It’s not rude when your fave declines to take a picture with/for you. When you ask, you are actually interrupting their day and their privacy. This may be delightful to them or annoying or frightening. And no matter how you approach it and why, it’s still up to them to decide which it is and deal…
|—||Amy Poehler (x)|
So everyone keeps getting annoyed when Ryan Murphy says “We’re doing something that’s never been done on television before” because we have assumed he’s meant splitting the location of the show as they have for S4, or splitting the school year as they are in S4/S5. Neither of which, frankly, seem…
“I work at the UN. I study happiness, actually.”
“So what’s happiness then?”
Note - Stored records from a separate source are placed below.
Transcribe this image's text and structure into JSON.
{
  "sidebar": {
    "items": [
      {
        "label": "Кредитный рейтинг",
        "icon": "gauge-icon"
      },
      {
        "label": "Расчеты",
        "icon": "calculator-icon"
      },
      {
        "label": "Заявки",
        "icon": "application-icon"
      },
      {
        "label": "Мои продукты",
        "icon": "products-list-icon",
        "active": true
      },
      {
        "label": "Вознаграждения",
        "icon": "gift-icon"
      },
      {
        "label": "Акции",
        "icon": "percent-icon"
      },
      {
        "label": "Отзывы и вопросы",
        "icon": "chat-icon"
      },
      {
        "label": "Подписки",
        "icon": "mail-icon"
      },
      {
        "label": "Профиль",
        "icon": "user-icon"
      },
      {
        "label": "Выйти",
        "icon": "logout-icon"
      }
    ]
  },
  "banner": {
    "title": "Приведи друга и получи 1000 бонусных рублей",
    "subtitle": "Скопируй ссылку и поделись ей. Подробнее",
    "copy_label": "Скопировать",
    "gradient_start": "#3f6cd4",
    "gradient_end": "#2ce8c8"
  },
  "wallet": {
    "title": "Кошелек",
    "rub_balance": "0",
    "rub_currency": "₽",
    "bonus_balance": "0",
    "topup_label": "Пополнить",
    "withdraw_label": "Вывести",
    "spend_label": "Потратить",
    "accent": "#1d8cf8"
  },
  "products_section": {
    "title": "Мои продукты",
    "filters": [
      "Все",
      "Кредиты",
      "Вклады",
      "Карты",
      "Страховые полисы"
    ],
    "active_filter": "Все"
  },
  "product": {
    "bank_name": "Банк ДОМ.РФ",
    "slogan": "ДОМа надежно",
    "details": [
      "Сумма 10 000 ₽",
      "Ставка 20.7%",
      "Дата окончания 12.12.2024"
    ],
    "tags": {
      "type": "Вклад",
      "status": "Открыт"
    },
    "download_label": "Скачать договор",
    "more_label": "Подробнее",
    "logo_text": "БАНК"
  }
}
“Well it’s very strongly related to income, but only to a certain amount. After about $20,000 a year, it becomes much more dependent on the amount of time we spend with family and friends. This is something we seem to intuitively know at the beginning and end of our lives— but lose sight of in the middle.”
|—||Nicholas Royle on “composition and decomposition.” Pair with Francine Prose on how to read like a writer and Virginia Woolf on how to read a book, then follow up with this 1936 to acquiring knowledge, of which critical reading is a centerpiece. (via explore-blog)|
Show People: Listen Up! Darren Criss on His Solo Summer Tour, Staying in School with Glee and the One Broadway Role He’s Willing to Drop Into.
Only halfway into this but needed to reblog for Darren’s commentary on fan and object of fandom interaction, exchange of content and the medium of Tumblr to achieve that all.
A long watch, but the part at the beginning about fandom and Tumblr from the perspective of an object of said fandom is always an interesting one to pay attention to.
I know I’ve been grumbly about Criss lately, largely because the recent media tour has been mostly (and annoyingly and incoherently) devoid of his really notable savvy about the place in which he finds himself, but it’s back here and very much worth your time. Yay. More of this.
This machine allows anyone to work for minimum wage for as long as they like. Turning the crank on the side releases one penny every 4.97 seconds, for a total of $7.25 per hour. This corresponds to minimum wage for a person in New York. This piece is brilliant on multiple levels, particularly as social commentary. Without a doubt, most people who started operating the machine for fun would quickly grow disheartened and stop when realizing just how little they’re earning by turning this mindless crank. A person would then conceivably realize that this is what nearly two million people in the United States do every day…at much harder jobs than turning a crank. This turns the piece into a simple, yet effective argument for raising the minimum wage.